Geneva has a great bus and tram system, and the number 5 goes from the train station (near my lodgings) to the door of the Palexpo centre. Of course with security check (by soldiers in camouflage kit) and the enormity of the halls it takes another 20 minutes to get to where you need to be.
Where I was to be was the World Electronic Media Forum session on 'Media Freedom and the Information Society'. The useless signage defeated me for a time. (Why can't people design spaces for location and navigation?) The event was very formally organised, with speakers standing behind very imposing stage furniture. All official session here are translated into the six UN languages, and the radio/headsets are excellent (made by Bosch), as are the translators.
The MD of Al Jazeera discussed how the station works, and noted that now they were criticised even more by Western governments than Arab leaders, having thought we were on the same side of democracy. Aidan White from the International Federation of Journalists noted that journalists are told they should be independent, then get mixed signals when US condemns freedom of expression. As you might expect his comment was enthusiastically received. He made a nice point that we should talk about professionalism, which puts the onus on the media owners, not responsibility, which governments tend to define.
The final presenter avoided the usual pious cant about the digital divide and told us that Africa needs satellite bandwidth, so "we can tell the African story". (The following day I met someone who was in a consortium to launch a satellite for Africa, that would save the continent half a billion dollars in satellite bandwidth rental fees.) He reflected on the attitude of people in the West who are amazed that he looks forward to returning to Africa, which they imagine as a continent of starvation and violence. He had a dig at another pious bunch, the conservation lobby, noting that an African story would ask how environmentalist try to retain African people as a species of wildlife.
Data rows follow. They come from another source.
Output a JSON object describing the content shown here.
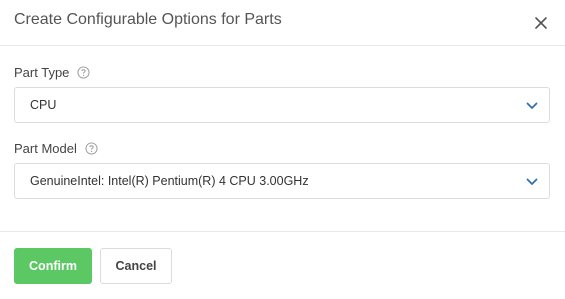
{
  "dialog": {
    "title": "Create Configurable Options for Parts",
    "close_icon": "close-icon"
  },
  "fields": {
    "part_type": {
      "label": "Part Type",
      "help_icon": "question-circle-icon",
      "value": "CPU"
    },
    "part_model": {
      "label": "Part Model",
      "help_icon": "question-circle-icon",
      "value": "GenuineIntel: Intel(R) Pentium(R) 4 CPU 3.00GHz"
    }
  },
  "footer": {
    "confirm_label": "Confirm",
    "cancel_label": "Cancel"
  },
  "colors": {
    "confirm": "#5cc864",
    "chevron": "#2f6fb5"
  }
}
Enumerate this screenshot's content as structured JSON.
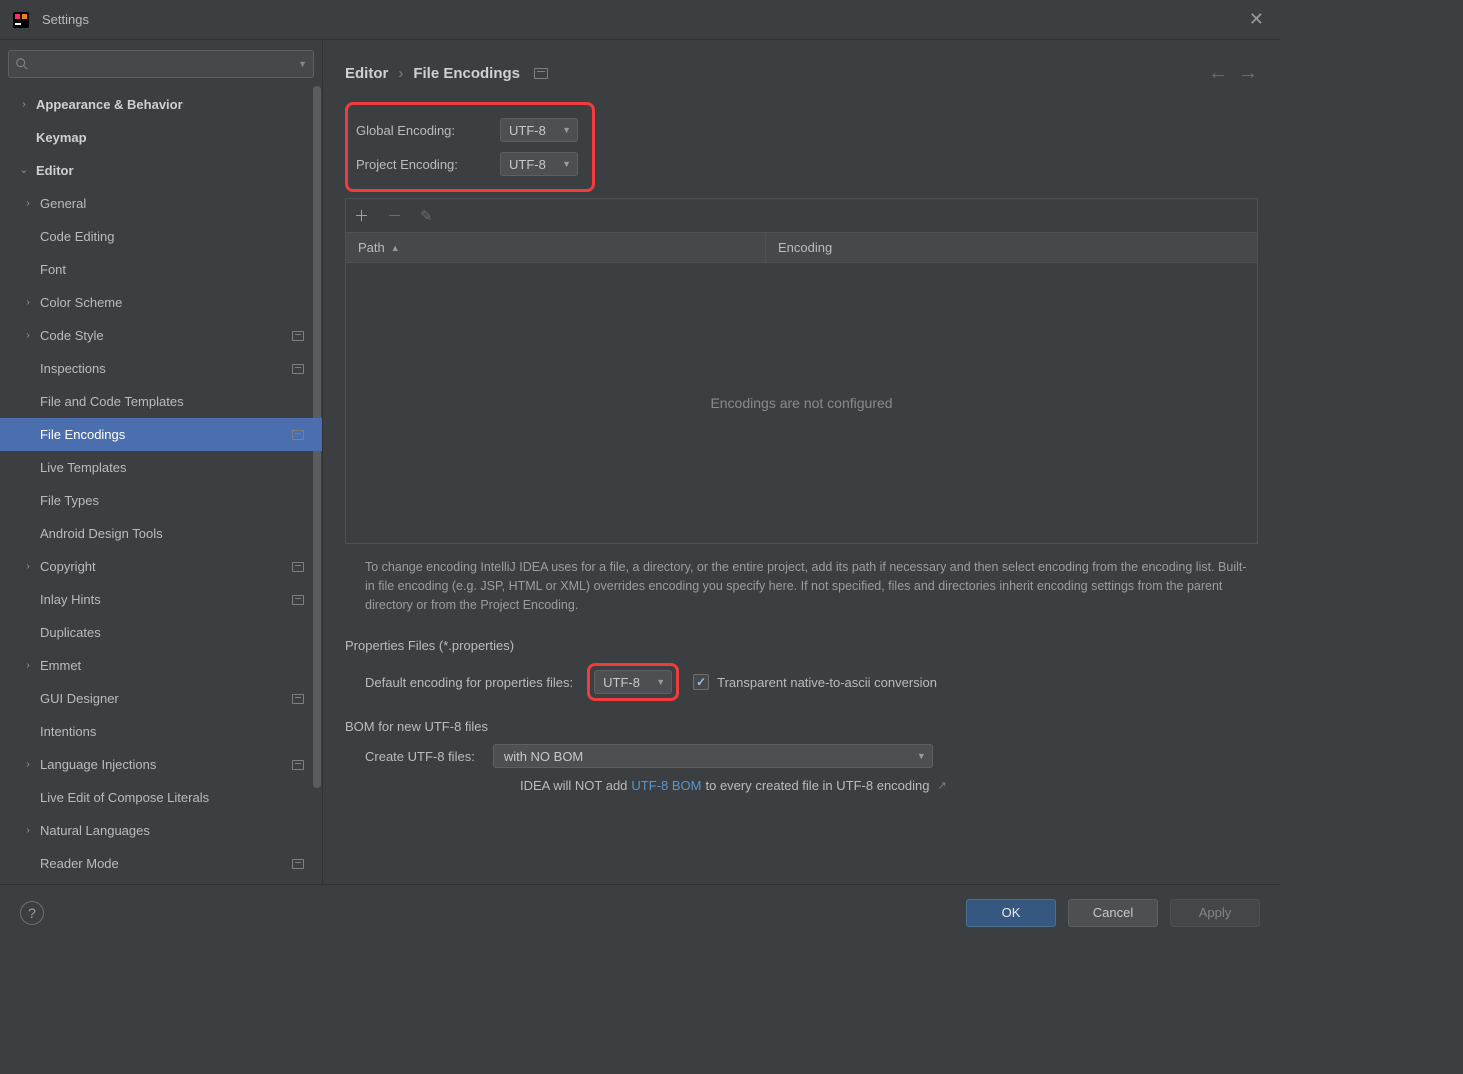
{
  "window": {
    "title": "Settings"
  },
  "search": {
    "placeholder": ""
  },
  "sidebar": {
    "items": [
      {
        "label": "Appearance & Behavior",
        "expandable": true,
        "bold": true,
        "depth": 0
      },
      {
        "label": "Keymap",
        "expandable": false,
        "bold": true,
        "depth": 0
      },
      {
        "label": "Editor",
        "expandable": true,
        "expanded": true,
        "bold": true,
        "depth": 0
      },
      {
        "label": "General",
        "expandable": true,
        "depth": 1
      },
      {
        "label": "Code Editing",
        "expandable": false,
        "depth": 1
      },
      {
        "label": "Font",
        "expandable": false,
        "depth": 1
      },
      {
        "label": "Color Scheme",
        "expandable": true,
        "depth": 1
      },
      {
        "label": "Code Style",
        "expandable": true,
        "depth": 1,
        "sub": true
      },
      {
        "label": "Inspections",
        "expandable": false,
        "depth": 1,
        "sub": true
      },
      {
        "label": "File and Code Templates",
        "expandable": false,
        "depth": 1
      },
      {
        "label": "File Encodings",
        "expandable": false,
        "depth": 1,
        "selected": true,
        "sub": true
      },
      {
        "label": "Live Templates",
        "expandable": false,
        "depth": 1
      },
      {
        "label": "File Types",
        "expandable": false,
        "depth": 1
      },
      {
        "label": "Android Design Tools",
        "expandable": false,
        "depth": 1
      },
      {
        "label": "Copyright",
        "expandable": true,
        "depth": 1,
        "sub": true
      },
      {
        "label": "Inlay Hints",
        "expandable": false,
        "depth": 1,
        "sub": true
      },
      {
        "label": "Duplicates",
        "expandable": false,
        "depth": 1
      },
      {
        "label": "Emmet",
        "expandable": true,
        "depth": 1
      },
      {
        "label": "GUI Designer",
        "expandable": false,
        "depth": 1,
        "sub": true
      },
      {
        "label": "Intentions",
        "expandable": false,
        "depth": 1
      },
      {
        "label": "Language Injections",
        "expandable": true,
        "depth": 1,
        "sub": true
      },
      {
        "label": "Live Edit of Compose Literals",
        "expandable": false,
        "depth": 1
      },
      {
        "label": "Natural Languages",
        "expandable": true,
        "depth": 1
      },
      {
        "label": "Reader Mode",
        "expandable": false,
        "depth": 1,
        "sub": true
      }
    ]
  },
  "breadcrumb": {
    "parent": "Editor",
    "current": "File Encodings"
  },
  "encoding": {
    "global_label": "Global Encoding:",
    "global_value": "UTF-8",
    "project_label": "Project Encoding:",
    "project_value": "UTF-8"
  },
  "table": {
    "col_path": "Path",
    "col_encoding": "Encoding",
    "empty_text": "Encodings are not configured"
  },
  "help_text": "To change encoding IntelliJ IDEA uses for a file, a directory, or the entire project, add its path if necessary and then select encoding from the encoding list. Built-in file encoding (e.g. JSP, HTML or XML) overrides encoding you specify here. If not specified, files and directories inherit encoding settings from the parent directory or from the Project Encoding.",
  "properties": {
    "section": "Properties Files (*.properties)",
    "default_label": "Default encoding for properties files:",
    "default_value": "UTF-8",
    "checkbox_label": "Transparent native-to-ascii conversion",
    "checked": true
  },
  "bom": {
    "section": "BOM for new UTF-8 files",
    "create_label": "Create UTF-8 files:",
    "create_value": "with NO BOM",
    "note_prefix": "IDEA will NOT add ",
    "note_link": "UTF-8 BOM",
    "note_suffix": " to every created file in UTF-8 encoding"
  },
  "buttons": {
    "ok": "OK",
    "cancel": "Cancel",
    "apply": "Apply"
  }
}
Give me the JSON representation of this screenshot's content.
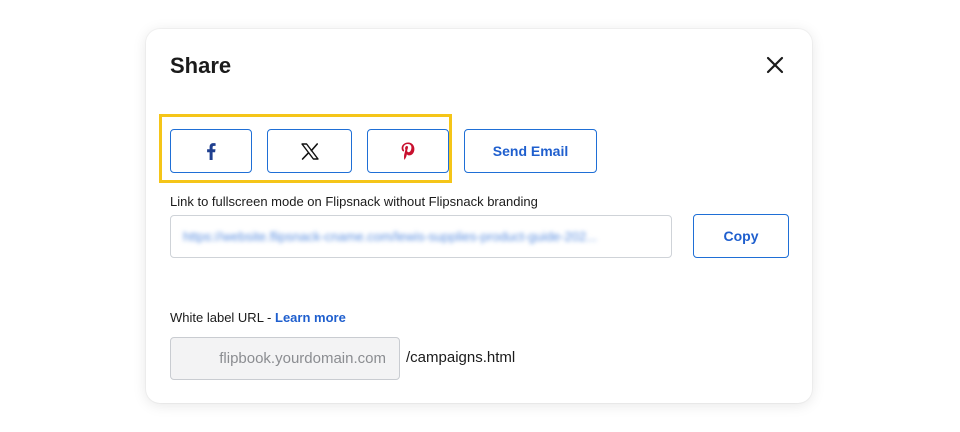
{
  "dialog": {
    "title": "Share",
    "close_icon": "close-icon"
  },
  "social": {
    "facebook_icon": "facebook-icon",
    "x_icon": "x-icon",
    "pinterest_icon": "pinterest-icon",
    "email_label": "Send Email",
    "highlight_color": "#f5c518"
  },
  "fullscreen_link": {
    "label": "Link to fullscreen mode on Flipsnack without Flipsnack branding",
    "url": "https://website.flipsnack-cname.com/lewis-supplies-product-guide-202...",
    "copy_label": "Copy"
  },
  "white_label": {
    "label": "White label URL - ",
    "learn_more": "Learn more",
    "domain_placeholder": "flipbook.yourdomain.com",
    "path_suffix": "/campaigns.html"
  },
  "colors": {
    "accent": "#1f5fce",
    "facebook": "#1f3f8f",
    "pinterest": "#c8102e",
    "x": "#111111"
  }
}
I must get a copy of his talk -- it was a breath of fresh air!
As I am coming to expect the AV in the session was choatic, and it didn't feel like anyone was in charge.